Such a marriage promised to prove a happy one. In its early days, of course, everything was rose-coloured, those days when Maud went down to stay with George and Gertrude at the school, and when, a little later, Walter Joyce ran down for the Easter holidays to his old quarters. He was glad of the chance of seeing them once again, he said, and determined to avail himself of it; and then George Benthall looked in his face and smiled knowingly. Walter returned the grin, and added, "For it's a chance that may not happen to me again!" And when his friend looked rather blank at this, and asked him what he meant, Joyce laughed again, and finally told him that Lord Hetherington had just had a piece of patronage fall to his share, the rectory of Newmanton-by-Perringden, a lovely place in the Isle of Wight, where the stipend was not sufficiently large to allow a man with a large family to live on it, but the exact place for a parson with a little money of his own. And Lord Hetherington had inquired of Joyce whether his friend, that remarkably pleasant fellow—bless my soul, forget my own name next! him wo saw married, don't you know?—whether he was not exactly the sort of fellow for this place, and would he like it? Walter thought that he was and he would; and Lord Hetherington, knowing Joyce was going down to see his friend, bid him inquire, and if all were straight, assure Mr. Benthall that the living was his. And this was how Walter Joyce executed his commission, and this was how George Benthall heard this most acceptable news.

"By the way, what made you grin, Benthall, when I said I had come down here for my holidav to look at my old quarters?" asked Walter.

"Because I thought there might be yet another reason, which you had not stated! Anxiety to see some one here!"

"Anxiety is the wrong word. Strong wish to see you and your wife again, and——"

"My wife and I are out of the affair! Come, confess!"

"I give you my honour, I don't know what you mean!"

"Likely enough; but I'm older than you, and, parson though I am, I declare I think I've seen more of the world! Shall I tell you what brought you down here? I shall!—then I will!—to see Maud Creswell."

"Maud Creswell! What on earth should I—what—why—I mean—what, is Miss Creswell to me?"

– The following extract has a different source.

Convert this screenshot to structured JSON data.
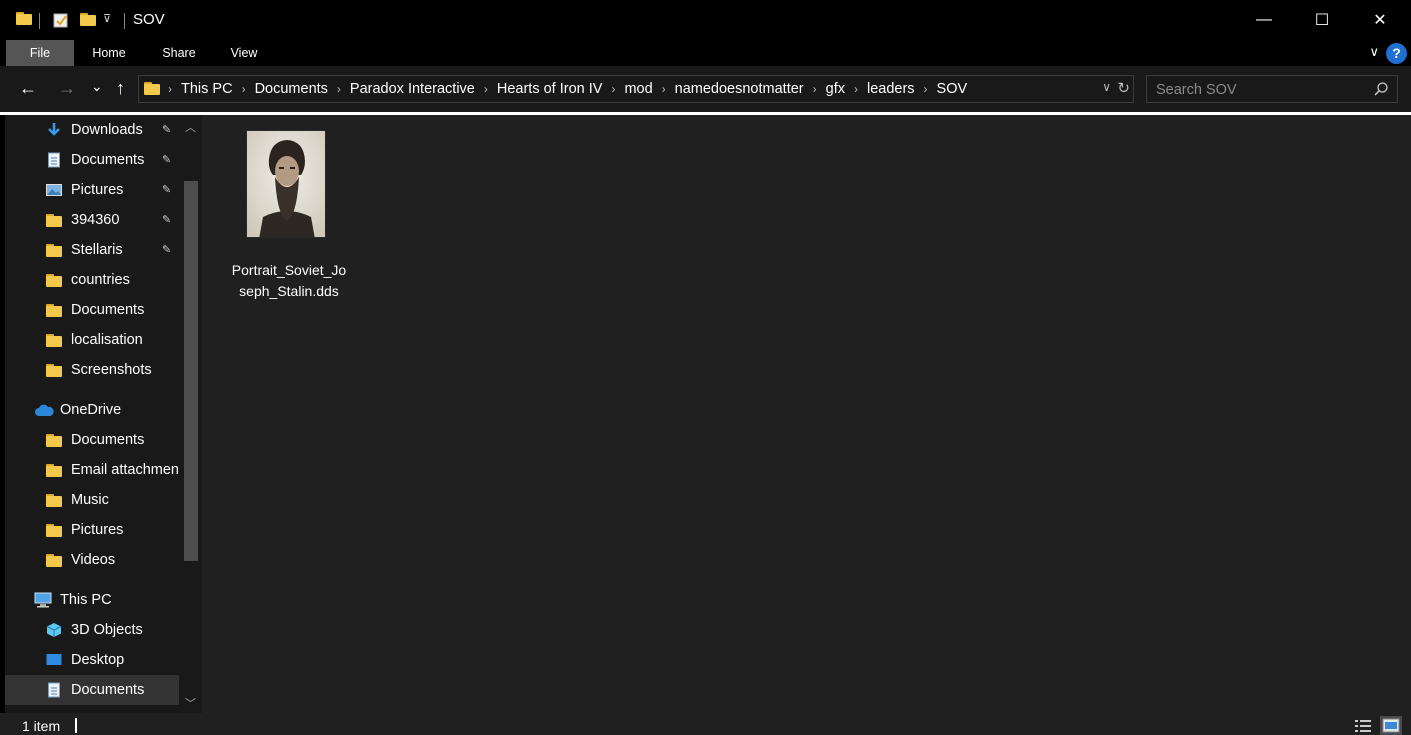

"Simply the woman who thinks more about you than any other creature on earth. Simply the girl who is raving—head over ears in love with you. Don't pretend you don't know it. Natural instinct is too strong to allow any doubt upon that point."

"I swear you surprise me beyond behef! I swear that—— Do you mean this, Benthall?"

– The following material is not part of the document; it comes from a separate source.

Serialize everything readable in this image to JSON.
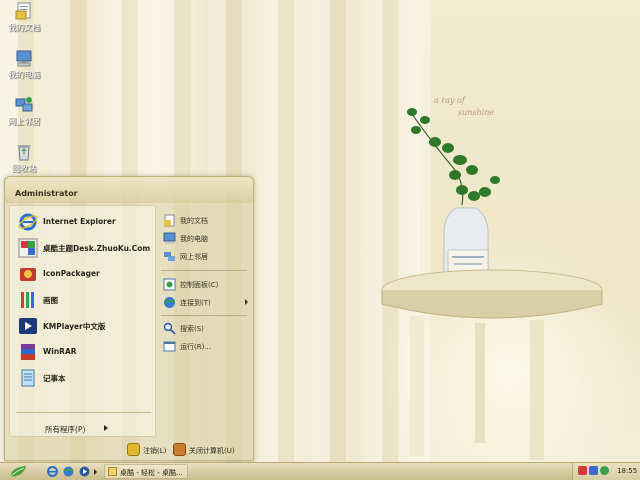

"As a gentleman and a Christian, I've told you what I believe; and as a man of the world I tell you what I think; whether wittingly or unwittingly, you are very far gone in returning the young lady's sentiments!"

"I—that is—there's no doubt she is a girl of very superior mind, and—by Jove, Benthall, you've given a most singular twist to my holiday!"